MATERIAL SHOWN below:
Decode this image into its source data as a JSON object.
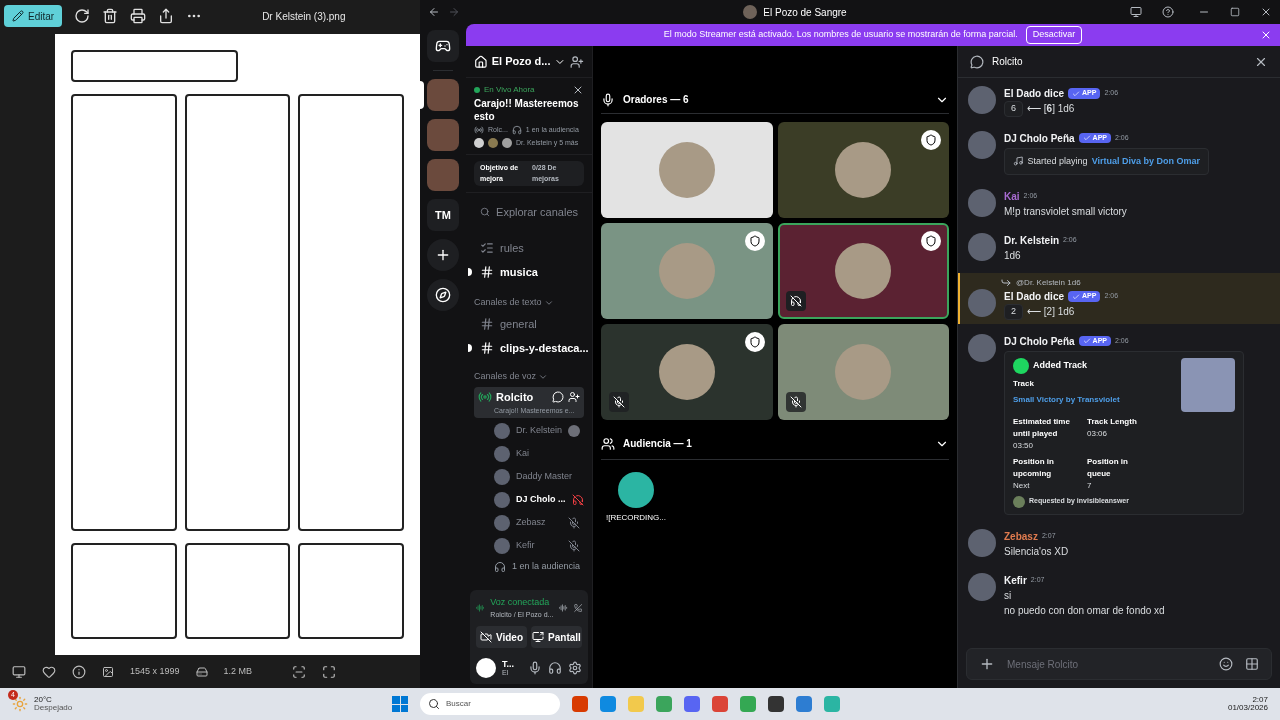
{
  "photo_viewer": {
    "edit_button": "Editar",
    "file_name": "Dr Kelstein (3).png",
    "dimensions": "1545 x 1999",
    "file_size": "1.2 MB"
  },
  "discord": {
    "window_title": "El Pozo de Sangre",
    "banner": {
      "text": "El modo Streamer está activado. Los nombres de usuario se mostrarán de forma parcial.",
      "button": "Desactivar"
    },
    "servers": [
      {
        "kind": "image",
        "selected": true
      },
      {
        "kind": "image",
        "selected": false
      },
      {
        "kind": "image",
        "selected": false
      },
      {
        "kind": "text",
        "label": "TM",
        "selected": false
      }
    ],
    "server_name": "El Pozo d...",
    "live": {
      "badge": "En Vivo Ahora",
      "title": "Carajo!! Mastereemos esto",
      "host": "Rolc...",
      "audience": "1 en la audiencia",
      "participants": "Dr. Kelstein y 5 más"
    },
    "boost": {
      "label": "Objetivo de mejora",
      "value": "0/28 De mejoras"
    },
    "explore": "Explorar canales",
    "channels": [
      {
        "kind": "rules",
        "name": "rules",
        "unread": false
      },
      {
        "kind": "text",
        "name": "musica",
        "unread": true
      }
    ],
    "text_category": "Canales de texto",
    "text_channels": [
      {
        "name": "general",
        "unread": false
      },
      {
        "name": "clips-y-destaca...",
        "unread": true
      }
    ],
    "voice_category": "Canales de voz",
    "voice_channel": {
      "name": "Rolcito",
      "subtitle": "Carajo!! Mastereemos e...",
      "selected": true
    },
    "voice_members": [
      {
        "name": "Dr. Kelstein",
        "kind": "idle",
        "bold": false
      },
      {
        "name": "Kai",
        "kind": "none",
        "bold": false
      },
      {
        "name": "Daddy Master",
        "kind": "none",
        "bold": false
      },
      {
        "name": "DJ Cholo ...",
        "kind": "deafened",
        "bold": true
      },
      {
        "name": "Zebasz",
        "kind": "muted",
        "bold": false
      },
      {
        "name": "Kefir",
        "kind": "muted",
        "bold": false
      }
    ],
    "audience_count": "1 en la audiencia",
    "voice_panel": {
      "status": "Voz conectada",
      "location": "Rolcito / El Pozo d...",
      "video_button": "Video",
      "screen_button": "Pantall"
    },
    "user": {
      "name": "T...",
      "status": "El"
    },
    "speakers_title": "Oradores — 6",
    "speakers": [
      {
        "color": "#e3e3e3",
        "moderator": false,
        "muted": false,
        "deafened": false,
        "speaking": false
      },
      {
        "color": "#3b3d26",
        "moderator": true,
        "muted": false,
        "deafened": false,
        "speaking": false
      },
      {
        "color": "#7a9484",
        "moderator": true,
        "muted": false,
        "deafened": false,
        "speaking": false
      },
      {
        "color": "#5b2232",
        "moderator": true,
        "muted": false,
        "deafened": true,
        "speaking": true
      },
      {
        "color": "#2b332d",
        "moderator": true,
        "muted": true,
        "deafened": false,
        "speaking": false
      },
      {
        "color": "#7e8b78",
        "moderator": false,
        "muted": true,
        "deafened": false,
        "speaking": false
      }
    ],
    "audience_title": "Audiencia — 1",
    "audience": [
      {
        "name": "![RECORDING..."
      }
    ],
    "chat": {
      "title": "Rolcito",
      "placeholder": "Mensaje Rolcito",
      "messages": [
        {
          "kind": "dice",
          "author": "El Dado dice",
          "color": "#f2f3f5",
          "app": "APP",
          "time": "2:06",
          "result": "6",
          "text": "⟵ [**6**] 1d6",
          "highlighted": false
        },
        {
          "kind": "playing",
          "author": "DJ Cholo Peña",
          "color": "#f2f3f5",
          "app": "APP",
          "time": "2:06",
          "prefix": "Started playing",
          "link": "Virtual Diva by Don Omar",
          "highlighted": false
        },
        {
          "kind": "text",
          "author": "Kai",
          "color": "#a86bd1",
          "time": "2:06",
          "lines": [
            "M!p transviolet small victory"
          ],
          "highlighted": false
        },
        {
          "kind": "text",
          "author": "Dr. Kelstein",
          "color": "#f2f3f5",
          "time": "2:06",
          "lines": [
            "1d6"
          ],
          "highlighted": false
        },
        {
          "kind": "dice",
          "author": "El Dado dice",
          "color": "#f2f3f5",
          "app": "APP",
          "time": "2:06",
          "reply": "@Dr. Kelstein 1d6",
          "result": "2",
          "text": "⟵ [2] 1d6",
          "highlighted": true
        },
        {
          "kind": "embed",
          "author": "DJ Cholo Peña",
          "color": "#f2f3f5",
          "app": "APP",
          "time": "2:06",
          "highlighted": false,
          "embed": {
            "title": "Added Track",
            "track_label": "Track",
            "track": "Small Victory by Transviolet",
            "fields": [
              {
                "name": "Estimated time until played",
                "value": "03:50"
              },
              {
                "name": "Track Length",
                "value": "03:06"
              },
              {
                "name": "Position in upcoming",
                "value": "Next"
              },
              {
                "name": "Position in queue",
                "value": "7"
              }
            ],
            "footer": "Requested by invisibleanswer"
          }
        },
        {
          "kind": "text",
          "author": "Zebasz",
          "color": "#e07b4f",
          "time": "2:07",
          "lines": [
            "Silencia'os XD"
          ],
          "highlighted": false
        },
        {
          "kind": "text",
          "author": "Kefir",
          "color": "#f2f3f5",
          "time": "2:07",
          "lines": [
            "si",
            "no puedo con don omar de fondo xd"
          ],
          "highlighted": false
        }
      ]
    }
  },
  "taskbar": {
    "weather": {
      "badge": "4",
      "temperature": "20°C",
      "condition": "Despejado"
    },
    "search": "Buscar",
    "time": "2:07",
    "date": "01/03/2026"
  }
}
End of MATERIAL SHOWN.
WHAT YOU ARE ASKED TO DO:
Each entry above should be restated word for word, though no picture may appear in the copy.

RESULT:
Decode this image into its source data as a JSON object.
{
  "photo_viewer": {
    "edit_button": "Editar",
    "file_name": "Dr Kelstein (3).png",
    "dimensions": "1545 x 1999",
    "file_size": "1.2 MB"
  },
  "discord": {
    "window_title": "El Pozo de Sangre",
    "banner": {
      "text": "El modo Streamer está activado. Los nombres de usuario se mostrarán de forma parcial.",
      "button": "Desactivar"
    },
    "servers": [
      {
        "kind": "image",
        "selected": true
      },
      {
        "kind": "image",
        "selected": false
      },
      {
        "kind": "image",
        "selected": false
      },
      {
        "kind": "text",
        "label": "TM",
        "selected": false
      }
    ],
    "server_name": "El Pozo d...",
    "live": {
      "badge": "En Vivo Ahora",
      "title": "Carajo!! Mastereemos esto",
      "host": "Rolc...",
      "audience": "1 en la audiencia",
      "participants": "Dr. Kelstein y 5 más"
    },
    "boost": {
      "label": "Objetivo de mejora",
      "value": "0/28 De mejoras"
    },
    "explore": "Explorar canales",
    "channels": [
      {
        "kind": "rules",
        "name": "rules",
        "unread": false
      },
      {
        "kind": "text",
        "name": "musica",
        "unread": true
      }
    ],
    "text_category": "Canales de texto",
    "text_channels": [
      {
        "name": "general",
        "unread": false
      },
      {
        "name": "clips-y-destaca...",
        "unread": true
      }
    ],
    "voice_category": "Canales de voz",
    "voice_channel": {
      "name": "Rolcito",
      "subtitle": "Carajo!! Mastereemos e...",
      "selected": true
    },
    "voice_members": [
      {
        "name": "Dr. Kelstein",
        "kind": "idle",
        "bold": false
      },
      {
        "name": "Kai",
        "kind": "none",
        "bold": false
      },
      {
        "name": "Daddy Master",
        "kind": "none",
        "bold": false
      },
      {
        "name": "DJ Cholo ...",
        "kind": "deafened",
        "bold": true
      },
      {
        "name": "Zebasz",
        "kind": "muted",
        "bold": false
      },
      {
        "name": "Kefir",
        "kind": "muted",
        "bold": false
      }
    ],
    "audience_count": "1 en la audiencia",
    "voice_panel": {
      "status": "Voz conectada",
      "location": "Rolcito / El Pozo d...",
      "video_button": "Video",
      "screen_button": "Pantall"
    },
    "user": {
      "name": "T...",
      "status": "El"
    },
    "speakers_title": "Oradores — 6",
    "speakers": [
      {
        "color": "#e3e3e3",
        "moderator": false,
        "muted": false,
        "deafened": false,
        "speaking": false
      },
      {
        "color": "#3b3d26",
        "moderator": true,
        "muted": false,
        "deafened": false,
        "speaking": false
      },
      {
        "color": "#7a9484",
        "moderator": true,
        "muted": false,
        "deafened": false,
        "speaking": false
      },
      {
        "color": "#5b2232",
        "moderator": true,
        "muted": false,
        "deafened": true,
        "speaking": true
      },
      {
        "color": "#2b332d",
        "moderator": true,
        "muted": true,
        "deafened": false,
        "speaking": false
      },
      {
        "color": "#7e8b78",
        "moderator": false,
        "muted": true,
        "deafened": false,
        "speaking": false
      }
    ],
    "audience_title": "Audiencia — 1",
    "audience": [
      {
        "name": "![RECORDING..."
      }
    ],
    "chat": {
      "title": "Rolcito",
      "placeholder": "Mensaje Rolcito",
      "messages": [
        {
          "kind": "dice",
          "author": "El Dado dice",
          "color": "#f2f3f5",
          "app": "APP",
          "time": "2:06",
          "result": "6",
          "text": "⟵ [**6**] 1d6",
          "highlighted": false
        },
        {
          "kind": "playing",
          "author": "DJ Cholo Peña",
          "color": "#f2f3f5",
          "app": "APP",
          "time": "2:06",
          "prefix": "Started playing",
          "link": "Virtual Diva by Don Omar",
          "highlighted": false
        },
        {
          "kind": "text",
          "author": "Kai",
          "color": "#a86bd1",
          "time": "2:06",
          "lines": [
            "M!p transviolet small victory"
          ],
          "highlighted": false
        },
        {
          "kind": "text",
          "author": "Dr. Kelstein",
          "color": "#f2f3f5",
          "time": "2:06",
          "lines": [
            "1d6"
          ],
          "highlighted": false
        },
        {
          "kind": "dice",
          "author": "El Dado dice",
          "color": "#f2f3f5",
          "app": "APP",
          "time": "2:06",
          "reply": "@Dr. Kelstein 1d6",
          "result": "2",
          "text": "⟵ [2] 1d6",
          "highlighted": true
        },
        {
          "kind": "embed",
          "author": "DJ Cholo Peña",
          "color": "#f2f3f5",
          "app": "APP",
          "time": "2:06",
          "highlighted": false,
          "embed": {
            "title": "Added Track",
            "track_label": "Track",
            "track": "Small Victory by Transviolet",
            "fields": [
              {
                "name": "Estimated time until played",
                "value": "03:50"
              },
              {
                "name": "Track Length",
                "value": "03:06"
              },
              {
                "name": "Position in upcoming",
                "value": "Next"
              },
              {
                "name": "Position in queue",
                "value": "7"
              }
            ],
            "footer": "Requested by invisibleanswer"
          }
        },
        {
          "kind": "text",
          "author": "Zebasz",
          "color": "#e07b4f",
          "time": "2:07",
          "lines": [
            "Silencia'os XD"
          ],
          "highlighted": false
        },
        {
          "kind": "text",
          "author": "Kefir",
          "color": "#f2f3f5",
          "time": "2:07",
          "lines": [
            "si",
            "no puedo con don omar de fondo xd"
          ],
          "highlighted": false
        }
      ]
    }
  },
  "taskbar": {
    "weather": {
      "badge": "4",
      "temperature": "20°C",
      "condition": "Despejado"
    },
    "search": "Buscar",
    "time": "2:07",
    "date": "01/03/2026"
  }
}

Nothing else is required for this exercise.